---------- Supplied records ----------
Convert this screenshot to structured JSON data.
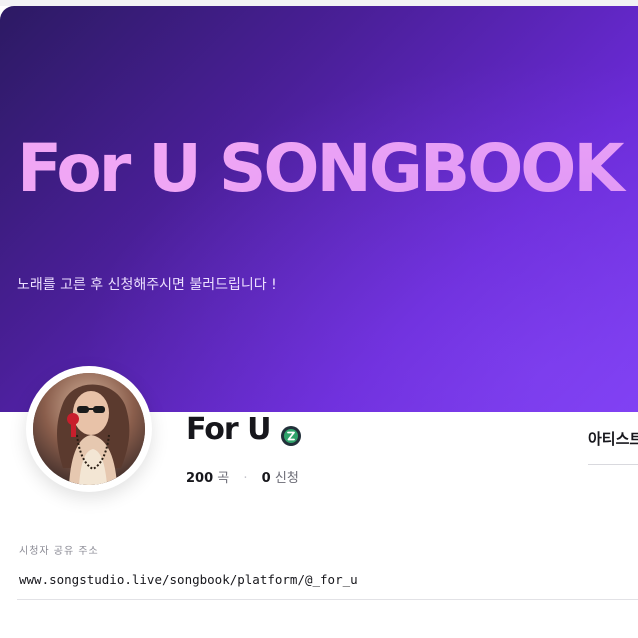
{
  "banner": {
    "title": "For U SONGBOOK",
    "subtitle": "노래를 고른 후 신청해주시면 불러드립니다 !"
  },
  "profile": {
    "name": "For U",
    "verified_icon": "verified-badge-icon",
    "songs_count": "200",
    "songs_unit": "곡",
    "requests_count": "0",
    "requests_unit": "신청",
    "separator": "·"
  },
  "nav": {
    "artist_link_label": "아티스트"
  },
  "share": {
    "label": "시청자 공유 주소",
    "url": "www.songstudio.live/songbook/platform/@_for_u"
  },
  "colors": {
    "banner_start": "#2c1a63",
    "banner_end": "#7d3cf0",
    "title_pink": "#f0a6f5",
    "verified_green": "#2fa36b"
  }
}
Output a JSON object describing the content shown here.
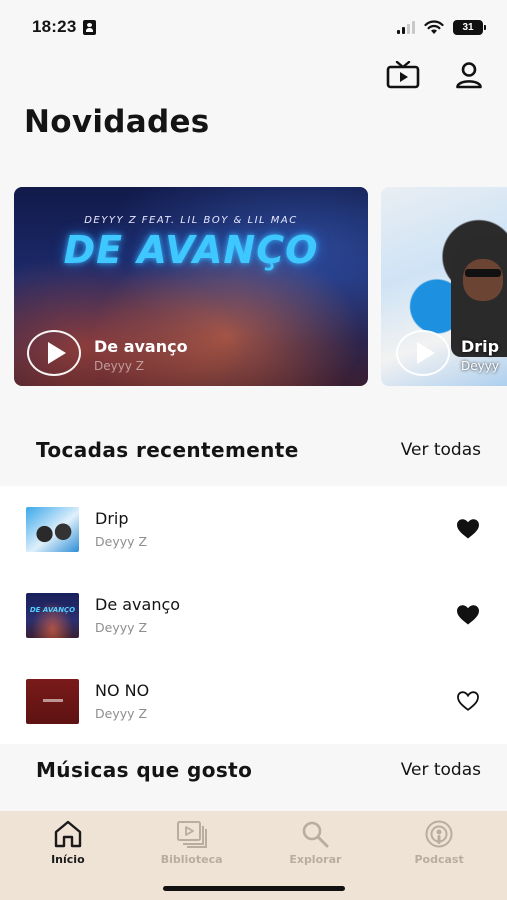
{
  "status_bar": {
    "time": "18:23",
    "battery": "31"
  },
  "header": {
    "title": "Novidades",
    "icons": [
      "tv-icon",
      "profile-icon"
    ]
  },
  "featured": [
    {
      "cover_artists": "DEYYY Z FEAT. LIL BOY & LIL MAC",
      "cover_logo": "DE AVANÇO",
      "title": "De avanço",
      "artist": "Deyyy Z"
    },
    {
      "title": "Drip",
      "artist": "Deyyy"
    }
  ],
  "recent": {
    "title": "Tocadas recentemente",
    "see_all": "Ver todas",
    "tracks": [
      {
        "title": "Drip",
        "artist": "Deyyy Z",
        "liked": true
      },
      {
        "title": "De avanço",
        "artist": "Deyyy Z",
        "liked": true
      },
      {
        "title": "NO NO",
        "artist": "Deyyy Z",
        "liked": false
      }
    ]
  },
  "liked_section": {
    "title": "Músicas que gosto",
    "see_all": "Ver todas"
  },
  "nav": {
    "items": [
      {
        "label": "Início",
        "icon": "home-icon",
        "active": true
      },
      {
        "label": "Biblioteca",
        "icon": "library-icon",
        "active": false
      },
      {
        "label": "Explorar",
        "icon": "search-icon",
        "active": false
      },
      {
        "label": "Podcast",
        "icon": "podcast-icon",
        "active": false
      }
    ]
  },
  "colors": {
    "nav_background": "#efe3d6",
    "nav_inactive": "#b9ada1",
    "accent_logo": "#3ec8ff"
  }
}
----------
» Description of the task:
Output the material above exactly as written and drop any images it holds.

» Answer section:
Convert this screenshot to structured JSON data.
{
  "banner": {
    "title": "For U SONGBOOK",
    "subtitle": "노래를 고른 후 신청해주시면 불러드립니다 !"
  },
  "profile": {
    "name": "For U",
    "verified_icon": "verified-badge-icon",
    "songs_count": "200",
    "songs_unit": "곡",
    "requests_count": "0",
    "requests_unit": "신청",
    "separator": "·"
  },
  "nav": {
    "artist_link_label": "아티스트"
  },
  "share": {
    "label": "시청자 공유 주소",
    "url": "www.songstudio.live/songbook/platform/@_for_u"
  },
  "colors": {
    "banner_start": "#2c1a63",
    "banner_end": "#7d3cf0",
    "title_pink": "#f0a6f5",
    "verified_green": "#2fa36b"
  }
}
Output a JSON object describing the content shown here.
{
  "status_bar": {
    "time": "18:23",
    "battery": "31"
  },
  "header": {
    "title": "Novidades",
    "icons": [
      "tv-icon",
      "profile-icon"
    ]
  },
  "featured": [
    {
      "cover_artists": "DEYYY Z FEAT. LIL BOY & LIL MAC",
      "cover_logo": "DE AVANÇO",
      "title": "De avanço",
      "artist": "Deyyy Z"
    },
    {
      "title": "Drip",
      "artist": "Deyyy"
    }
  ],
  "recent": {
    "title": "Tocadas recentemente",
    "see_all": "Ver todas",
    "tracks": [
      {
        "title": "Drip",
        "artist": "Deyyy Z",
        "liked": true
      },
      {
        "title": "De avanço",
        "artist": "Deyyy Z",
        "liked": true
      },
      {
        "title": "NO NO",
        "artist": "Deyyy Z",
        "liked": false
      }
    ]
  },
  "liked_section": {
    "title": "Músicas que gosto",
    "see_all": "Ver todas"
  },
  "nav": {
    "items": [
      {
        "label": "Início",
        "icon": "home-icon",
        "active": true
      },
      {
        "label": "Biblioteca",
        "icon": "library-icon",
        "active": false
      },
      {
        "label": "Explorar",
        "icon": "search-icon",
        "active": false
      },
      {
        "label": "Podcast",
        "icon": "podcast-icon",
        "active": false
      }
    ]
  },
  "colors": {
    "nav_background": "#efe3d6",
    "nav_inactive": "#b9ada1",
    "accent_logo": "#3ec8ff"
  }
}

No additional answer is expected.